C&D’s composites are part of a growing trend in the marketplace for lighter weight, yet stronger materials. According to the American Composites Manufacturers Web site, metals are equally strong in all directions, but composites can be engineered and designed to be strong in a specific direction. A composite can be made to resist bending in one direction, for example. When a part is built with metal, and greater strength is needed in one direction, the material usually must be made thicker, which adds weight. Composites can be strong without being heavy and have the highest strength-to-weight ratios in structures today.
Concentrating on the structural parts of the airplane as well as integrated interior systems and components, C&D’s Advanced Composite Division (ACD), located in Marysville, Wash., builds state of the art structural composites for both commercial and military aircraft.
Engaging in such important aerospace projects would not be possible without a range of tools and technologies. Approximately 9,100 square feet in the company’s Advanced Composites Division comprise an environmentally controlled clean room space. Other capabilities include CNC mills and routers, nine presses, three paint booths and four Tedlar/PVF film thermal form ovens, thermoforming, machining, panel pressing, composite fabrication and lay-up, autoclave cure, finish, and final assembly. The company maintains six autoclaves with two more scheduled for installation over the next two years – the most in the Pacific Northwest. All tooling is designed and fabricated in house, with highly skilled designers and tool makers on staff.
ACD also maintains an industrial design department in its 235,000-square-foot facility capable of full scale mock-ups. Prototypes are conceived with the help of the customer and are modeled using the latest in CATIA 3-D technology, then built in a state-of-the-art shop. CATIA concepts transition easily to ACD’s engineering with the use of SmarTeam PDM. These engineering concepts are then transformed to tangible products through ACD’s in-house advanced materials labs and FAA certification facilities. Making its operation attractive to customers through its speed to market, ACD brings further value through a number of certifications that include AS9100 Revision B; NADCAP for non-destructive testing and structural composites and ISO: 9001:2000.
The company’s place in the industry is due to its capabilities and initiatives in research and development, where it is dedicated to continuously exploring new materials and composite technologies to provide low cost composite solutions to its customers. “Our R&D cell concentrates on emerging technologies and advanced materials and experiments with different materials and rapid prototyping,” says Derick Baisa, director of marketing.
ACD also continues to work with the OEMs to develop and utilize emergent technologies in the design and fabrication of fuselage and wing structures made primarily of carbon fiber reinforced plastic.

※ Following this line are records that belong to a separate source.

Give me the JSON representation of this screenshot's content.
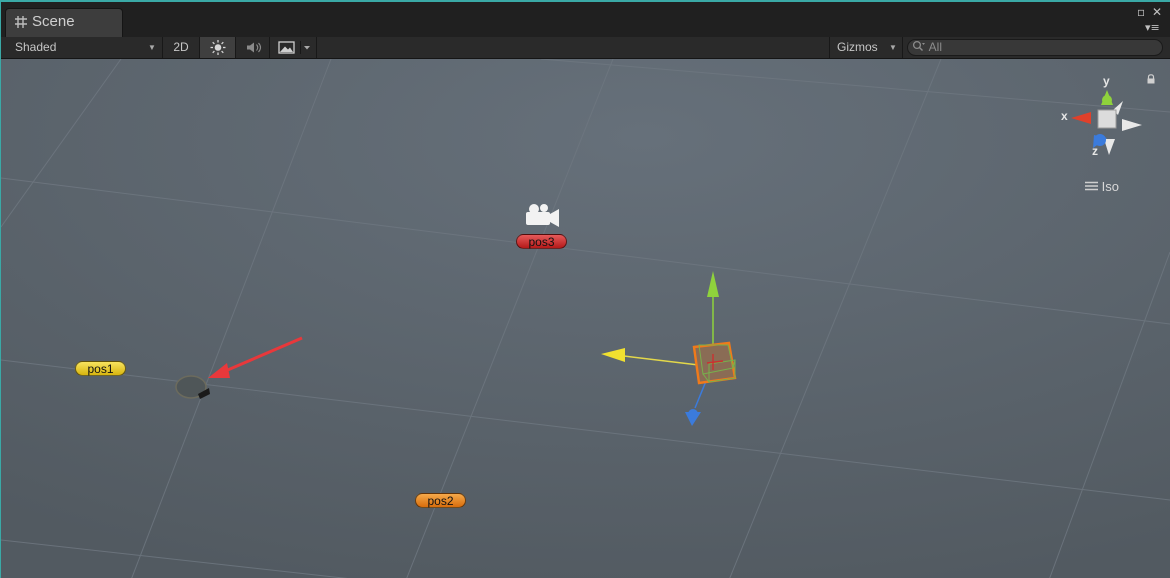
{
  "window": {
    "tab_title": "Scene",
    "tab_icon": "scene-grid-icon",
    "maximize_glyph": "▫",
    "close_glyph": "✕",
    "menu_glyph": "▾≡"
  },
  "toolbar": {
    "draw_mode": "Shaded",
    "mode_2d": "2D",
    "lighting_icon": "sun-icon",
    "audio_icon": "speaker-icon",
    "effects_icon": "image-icon",
    "gizmos_label": "Gizmos",
    "search_placeholder": "All"
  },
  "orientation_gizmo": {
    "x_label": "x",
    "y_label": "y",
    "z_label": "z",
    "projection_label": "Iso",
    "colors": {
      "x": "#e0402a",
      "y": "#8fd23c",
      "z": "#3b7bdc"
    }
  },
  "scene_labels": {
    "pos1": "pos1",
    "pos2": "pos2",
    "pos3": "pos3"
  },
  "colors": {
    "viewport_bg": "#5b636b",
    "accent": "#3aa9a6",
    "annotation_arrow": "#e8383b",
    "selection_outline": "#f07a1a"
  }
}
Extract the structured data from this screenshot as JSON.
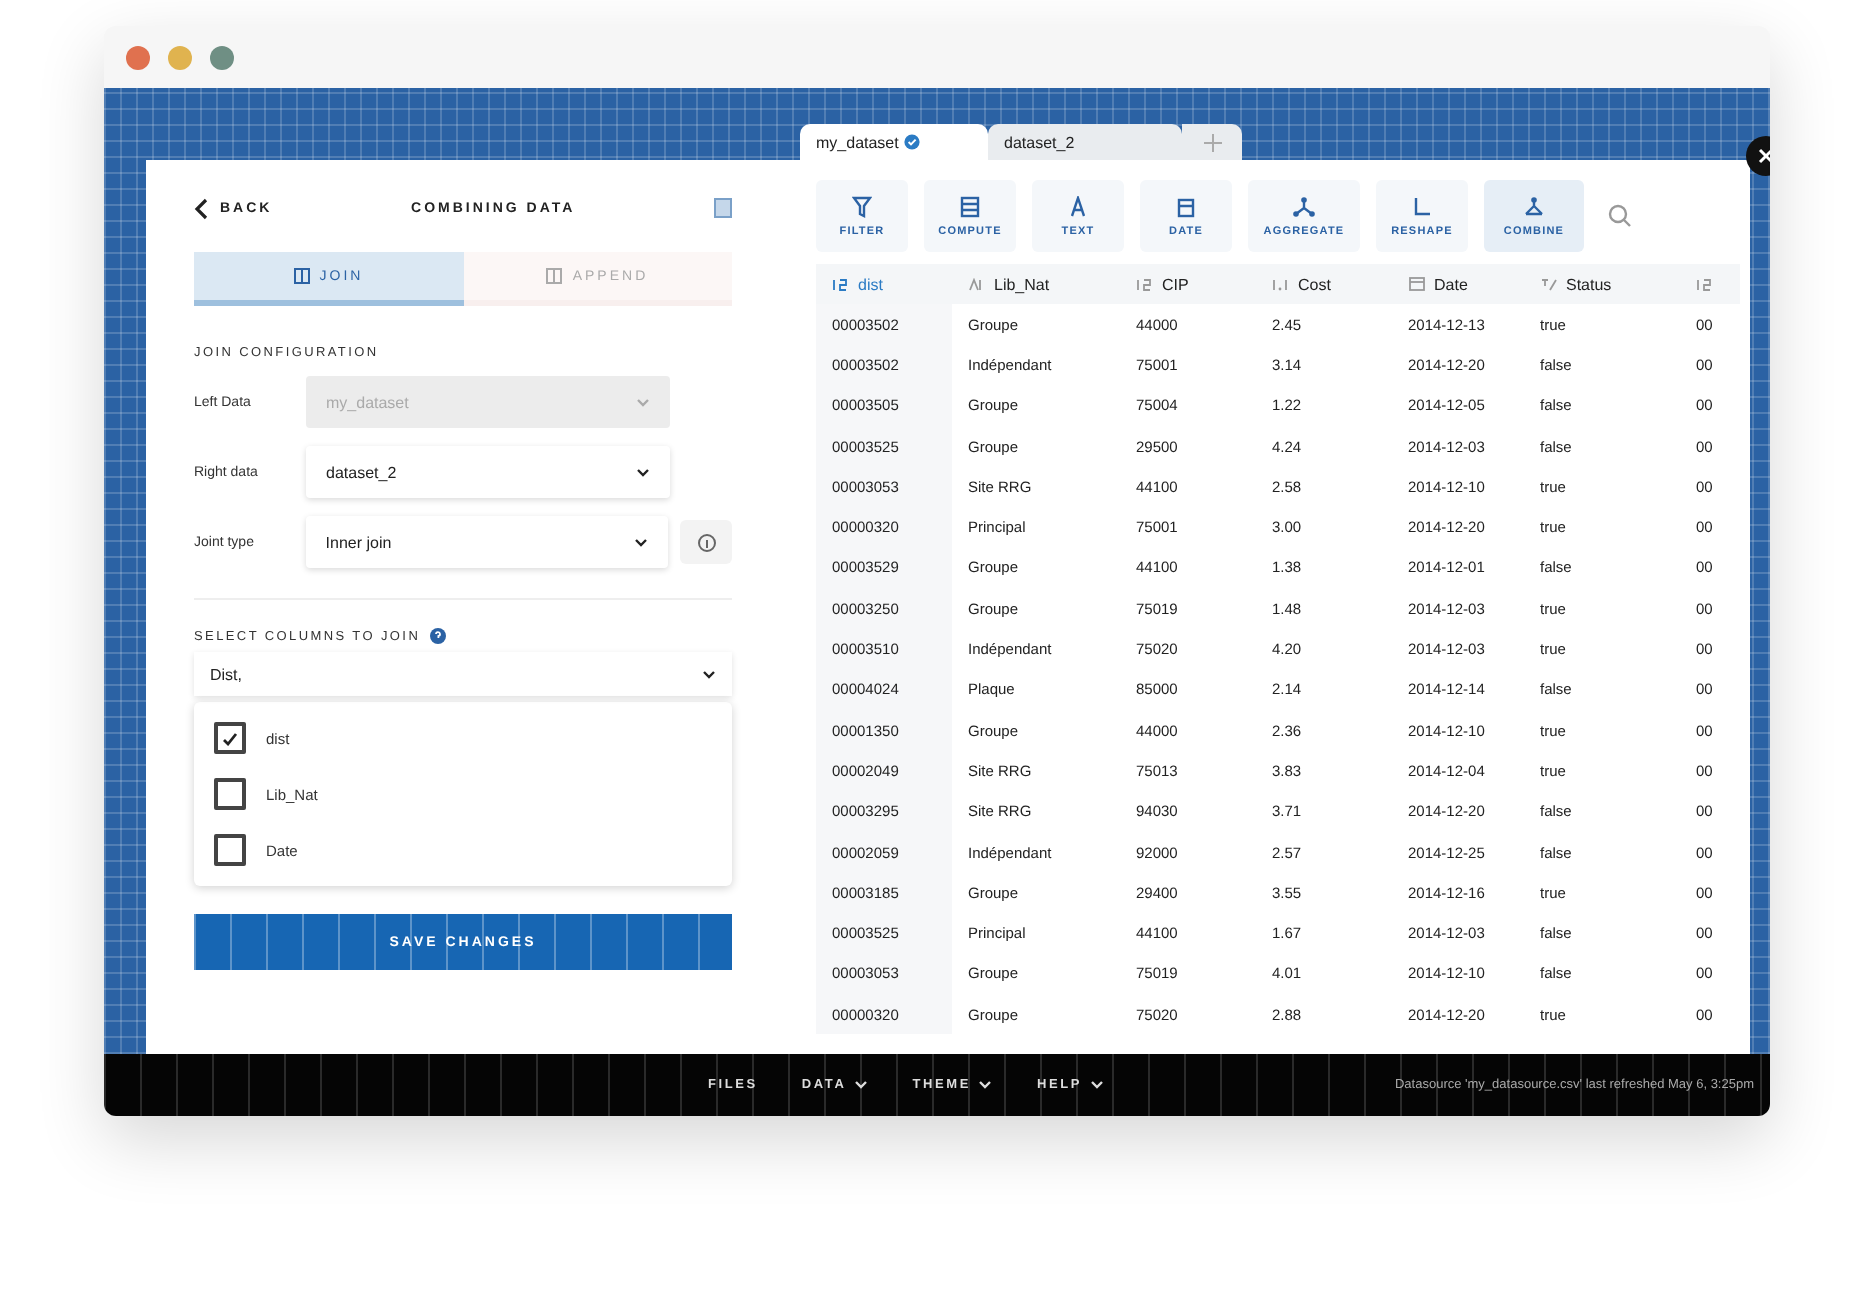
{
  "window": {
    "controls": [
      {
        "color": "#e0714f"
      },
      {
        "color": "#e0b34f"
      },
      {
        "color": "#6f8f84"
      }
    ]
  },
  "side_panel": {
    "back": "BACK",
    "title": "COMBINING DATA",
    "tabs": [
      {
        "label": "JOIN",
        "selected": true
      },
      {
        "label": "APPEND",
        "selected": false
      }
    ],
    "section_title": "JOIN CONFIGURATION",
    "fields": [
      {
        "label": "Left Data",
        "value": "my_dataset",
        "disabled": true,
        "info": false
      },
      {
        "label": "Right data",
        "value": "dataset_2",
        "disabled": false,
        "info": false
      },
      {
        "label": "Joint type",
        "value": "Inner join",
        "disabled": false,
        "info": true
      }
    ],
    "columns_title": "SELECT COLUMNS TO JOIN",
    "columns_select": {
      "value": "Dist,"
    },
    "options": [
      {
        "label": "dist",
        "checked": true
      },
      {
        "label": "Lib_Nat",
        "checked": false
      },
      {
        "label": "Date",
        "checked": false
      }
    ],
    "save": "SAVE CHANGES"
  },
  "dataset_tabs": [
    {
      "label": "my_dataset",
      "selected": true,
      "verified": true
    },
    {
      "label": "dataset_2",
      "selected": false,
      "verified": false
    }
  ],
  "toolbar": [
    {
      "label": "FILTER",
      "kind": "filter",
      "selected": false
    },
    {
      "label": "COMPUTE",
      "kind": "compute",
      "selected": false
    },
    {
      "label": "TEXT",
      "kind": "text",
      "selected": false
    },
    {
      "label": "DATE",
      "kind": "date",
      "selected": false
    },
    {
      "label": "AGGREGATE",
      "kind": "aggregate",
      "selected": false
    },
    {
      "label": "RESHAPE",
      "kind": "reshape",
      "selected": false
    },
    {
      "label": "COMBINE",
      "kind": "combine",
      "selected": true
    }
  ],
  "table": {
    "columns": [
      {
        "label": "dist",
        "kind": "number",
        "selected": true
      },
      {
        "label": "Lib_Nat",
        "kind": "text",
        "selected": false
      },
      {
        "label": "CIP",
        "kind": "number",
        "selected": false
      },
      {
        "label": "Cost",
        "kind": "decimal",
        "selected": false
      },
      {
        "label": "Date",
        "kind": "date",
        "selected": false
      },
      {
        "label": "Status",
        "kind": "boolean",
        "selected": false
      },
      {
        "kind": "number",
        "selected": false
      }
    ],
    "rows": [
      [
        "00003502",
        "Groupe",
        "44000",
        "2.45",
        "2014-12-13",
        "true",
        "00"
      ],
      [
        "00003502",
        "Indépendant",
        "75001",
        "3.14",
        "2014-12-20",
        "false",
        "00"
      ],
      [
        "00003505",
        "Groupe",
        "75004",
        "1.22",
        "2014-12-05",
        "false",
        "00"
      ],
      [
        "00003525",
        "Groupe",
        "29500",
        "4.24",
        "2014-12-03",
        "false",
        "00"
      ],
      [
        "00003053",
        "Site RRG",
        "44100",
        "2.58",
        "2014-12-10",
        "true",
        "00"
      ],
      [
        "00000320",
        "Principal",
        "75001",
        "3.00",
        "2014-12-20",
        "true",
        "00"
      ],
      [
        "00003529",
        "Groupe",
        "44100",
        "1.38",
        "2014-12-01",
        "false",
        "00"
      ],
      [
        "00003250",
        "Groupe",
        "75019",
        "1.48",
        "2014-12-03",
        "true",
        "00"
      ],
      [
        "00003510",
        "Indépendant",
        "75020",
        "4.20",
        "2014-12-03",
        "true",
        "00"
      ],
      [
        "00004024",
        "Plaque",
        "85000",
        "2.14",
        "2014-12-14",
        "false",
        "00"
      ],
      [
        "00001350",
        "Groupe",
        "44000",
        "2.36",
        "2014-12-10",
        "true",
        "00"
      ],
      [
        "00002049",
        "Site RRG",
        "75013",
        "3.83",
        "2014-12-04",
        "true",
        "00"
      ],
      [
        "00003295",
        "Site RRG",
        "94030",
        "3.71",
        "2014-12-20",
        "false",
        "00"
      ],
      [
        "00002059",
        "Indépendant",
        "92000",
        "2.57",
        "2014-12-25",
        "false",
        "00"
      ],
      [
        "00003185",
        "Groupe",
        "29400",
        "3.55",
        "2014-12-16",
        "true",
        "00"
      ],
      [
        "00003525",
        "Principal",
        "44100",
        "1.67",
        "2014-12-03",
        "false",
        "00"
      ],
      [
        "00003053",
        "Groupe",
        "75019",
        "4.01",
        "2014-12-10",
        "false",
        "00"
      ],
      [
        "00000320",
        "Groupe",
        "75020",
        "2.88",
        "2014-12-20",
        "true",
        "00"
      ]
    ]
  },
  "footer": {
    "menus": [
      {
        "label": "FILES",
        "dropdown": false
      },
      {
        "label": "DATA",
        "dropdown": true
      },
      {
        "label": "THEME",
        "dropdown": true
      },
      {
        "label": "HELP",
        "dropdown": true
      }
    ],
    "status": "Datasource 'my_datasource.csv' last refreshed May 6, 3:25pm"
  }
}
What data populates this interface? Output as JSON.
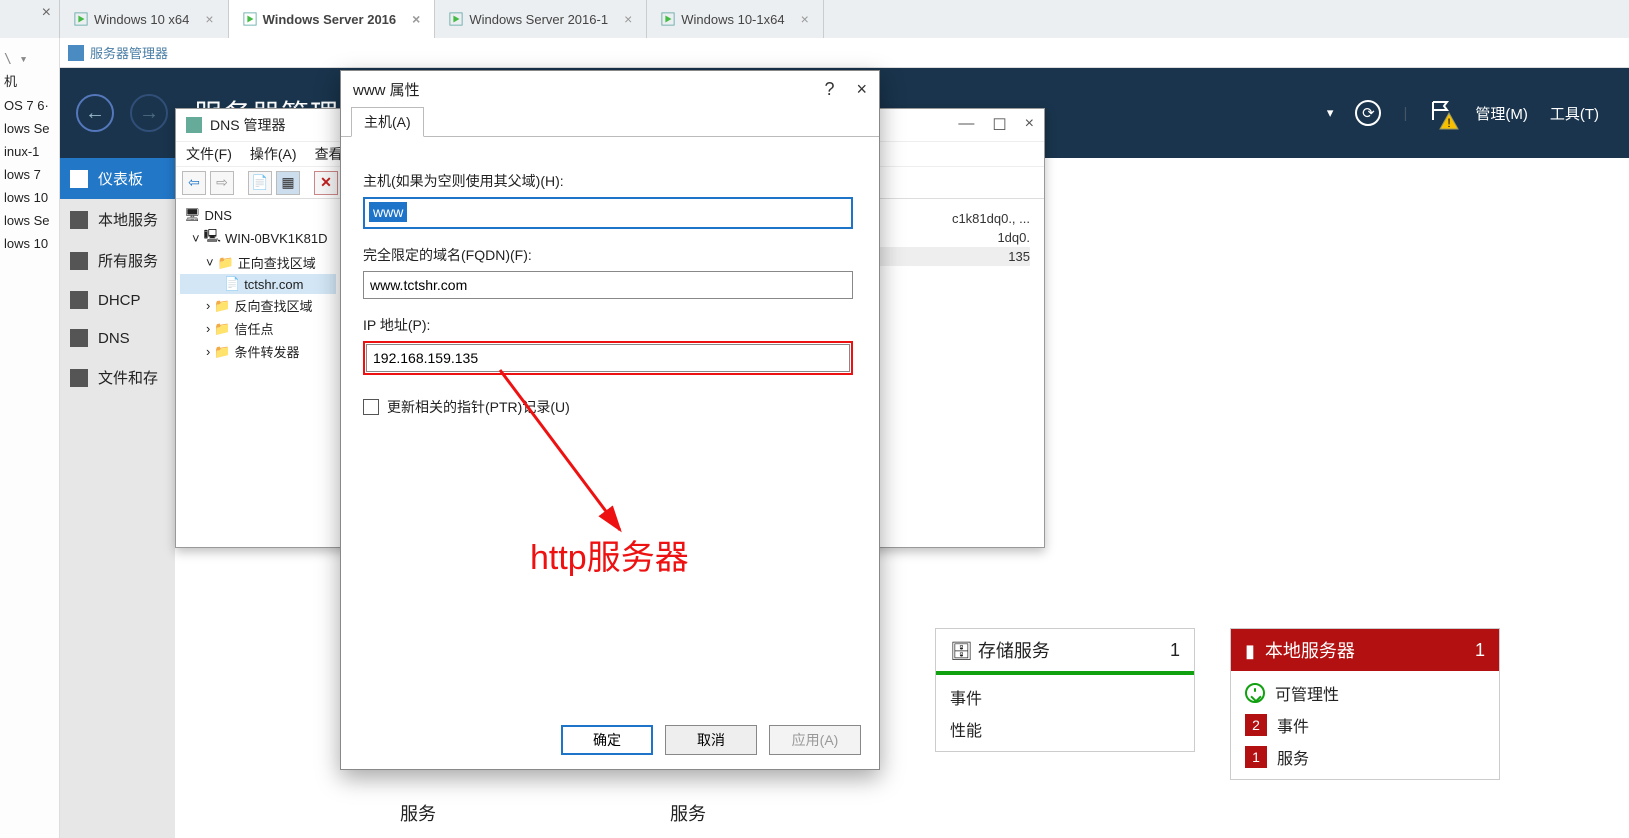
{
  "vm_tabs": {
    "close_glyph": "×",
    "items": [
      {
        "label": "Windows 10 x64",
        "active": false
      },
      {
        "label": "Windows Server 2016",
        "active": true
      },
      {
        "label": "Windows Server 2016-1",
        "active": false
      },
      {
        "label": "Windows 10-1x64",
        "active": false
      }
    ]
  },
  "left_strip": {
    "prompt": "\\ ▾",
    "items": [
      "机",
      "OS 7 6·",
      "lows Se",
      "inux-1",
      "lows 7",
      "lows 10",
      "lows Se",
      "lows 10"
    ]
  },
  "subbar": {
    "title": "服务器管理器"
  },
  "srv_header": {
    "title": "服务器管理",
    "menu": {
      "manage": "管理(M)",
      "tools": "工具(T)"
    }
  },
  "srv_sidebar": {
    "items": [
      {
        "label": "仪表板",
        "sel": true,
        "name": "dashboard"
      },
      {
        "label": "本地服务",
        "sel": false,
        "name": "local-server"
      },
      {
        "label": "所有服务",
        "sel": false,
        "name": "all-servers"
      },
      {
        "label": "DHCP",
        "sel": false,
        "name": "dhcp"
      },
      {
        "label": "DNS",
        "sel": false,
        "name": "dns"
      },
      {
        "label": "文件和存",
        "sel": false,
        "name": "file-storage"
      }
    ]
  },
  "dns_win": {
    "title": "DNS 管理器",
    "menu": [
      "文件(F)",
      "操作(A)",
      "查看"
    ],
    "tree": {
      "root": "DNS",
      "server": "WIN-0BVK1K81D",
      "nodes": [
        {
          "label": "正向查找区域",
          "children": [
            {
              "label": "tctshr.com",
              "sel": true
            }
          ]
        },
        {
          "label": "反向查找区域"
        },
        {
          "label": "信任点"
        },
        {
          "label": "条件转发器"
        }
      ]
    },
    "records": {
      "rows": [
        "c1k81dq0., ...",
        "1dq0.",
        "135"
      ]
    }
  },
  "prop": {
    "title": "www 属性",
    "help": "?",
    "close": "×",
    "tab": "主机(A)",
    "host_label": "主机(如果为空则使用其父域)(H):",
    "host_value": "www",
    "fqdn_label": "完全限定的域名(FQDN)(F):",
    "fqdn_value": "www.tctshr.com",
    "ip_label": "IP 地址(P):",
    "ip_value": "192.168.159.135",
    "ptr_label": "更新相关的指针(PTR)记录(U)",
    "buttons": {
      "ok": "确定",
      "cancel": "取消",
      "apply": "应用(A)"
    }
  },
  "annotation": {
    "text": "http服务器"
  },
  "tiles": {
    "storage": {
      "title": "存储服务",
      "count": "1",
      "rows": [
        "事件",
        "性能"
      ]
    },
    "local": {
      "title": "本地服务器",
      "count": "1",
      "manage": "可管理性",
      "event_badge": "2",
      "event": "事件",
      "service_badge": "1",
      "service": "服务"
    }
  },
  "bottom_labels": {
    "a": "服务",
    "b": "服务"
  }
}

ACD’s products are in line with a perennial demand in the industry for light-weight, high-strength materials. Because of their lightweight nature, as compared to most woods and metals, composites are important for use in automobiles and aircraft, where less weight means better fuel efficiency.
And because of this, there’s no telling what historic heights the company can soar to in the future.